The Times reported in its investigation, which was published in October, that just 1.4% of county firefighters were women. At the same time, at least 183 sons of current or former firefighters have served on the force since the start of 2012, according to an analysis of payroll, pension, birth, marriage and other records.
All told, sons represent nearly 7% of the county’s 2,750 firefighters.When brothers, nephews and other relatives are included, at least 370 firefighters — 13% of the department ranks —- are related to someone now or previously on the force, The Times found.
Since 2007, the audit said, 15% of the 701 firefighters hired had family connections to the department, figures that mirrored The Times’ numbers. Nearly 95% of all applicants for the jobs are rejected.
Supervisor Hilda Solis, who represents the eastern portion of the county, said in a statement that she was “very troubled” by the audit’s conclusions.
“The hiring process was compromised, which erodes public trust and prevents the department from identifying the best candidates,” she said. “The opportunity to work as a firefighter must be open to all, including women and members of minority groups, who must compete in an environment free of favoritism or nepotism.”
Supervisor Michael D. Antonovich, from the San Fernando Valley area, said in a statement: “There is no excuse for impropriety in administering any of these tests and those responsible must be held accountable.”
The audit cited a striking failure of memory among employees who were interviewed about sharing test materials. In one case, the report said, a captain who emailed job interview questions to another captain stepped out of the session with investigators to “confer privately with his union representative, after which he repeatedly stated that he did not recall the circumstances under which he came to be in possession of” the material.
Dave Gillotte, president of Local 1014 of the International Assn. of Fire Fighters, did not respond to requests for comment.
In November, the supervisors voted to set up a “strike team” to oversee the firefighter hiring. That came after then-Supervisor Gloria Molina, who was about to be termed-out for the seat now held by Solis, said hiring should be taken entirely out of the hands of the Fire Department and turned over to the county’s personnel agency.

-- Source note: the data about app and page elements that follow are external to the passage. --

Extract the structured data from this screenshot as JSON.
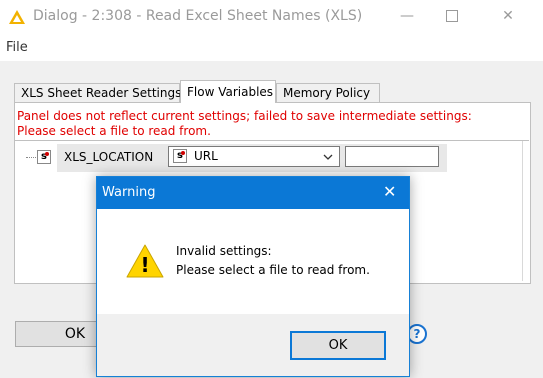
{
  "window": {
    "title": "Dialog - 2:308 - Read Excel Sheet Names (XLS)",
    "minimize_glyph": "—",
    "close_glyph": "✕"
  },
  "menu": {
    "file": "File"
  },
  "tabs": [
    {
      "label": "XLS Sheet Reader Settings",
      "active": false
    },
    {
      "label": "Flow Variables",
      "active": true
    },
    {
      "label": "Memory Policy",
      "active": false
    }
  ],
  "panel": {
    "error_line1": "Panel does not reflect current settings; failed to save intermediate settings:",
    "error_line2": "Please select a file to read from.",
    "variable": {
      "name": "XLS_LOCATION",
      "icon_letter": "s",
      "selected": "URL",
      "value": ""
    }
  },
  "buttons": {
    "ok": "OK",
    "help": "?"
  },
  "warning": {
    "title": "Warning",
    "close_glyph": "✕",
    "line1": "Invalid settings:",
    "line2": "Please select a file to read from.",
    "ok": "OK",
    "icon_mark": "!"
  },
  "colors": {
    "accent": "#0b78d6",
    "error_text": "#e00000",
    "warning_icon": "#ffd400"
  }
}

The proposal did not get support from the other board members. Molina said Monday that given the extent of the problem, the board would have “no choice” but to revisit the proposal, or that Osby “should himself turn over the hiring responsibility to the larger human resources office.”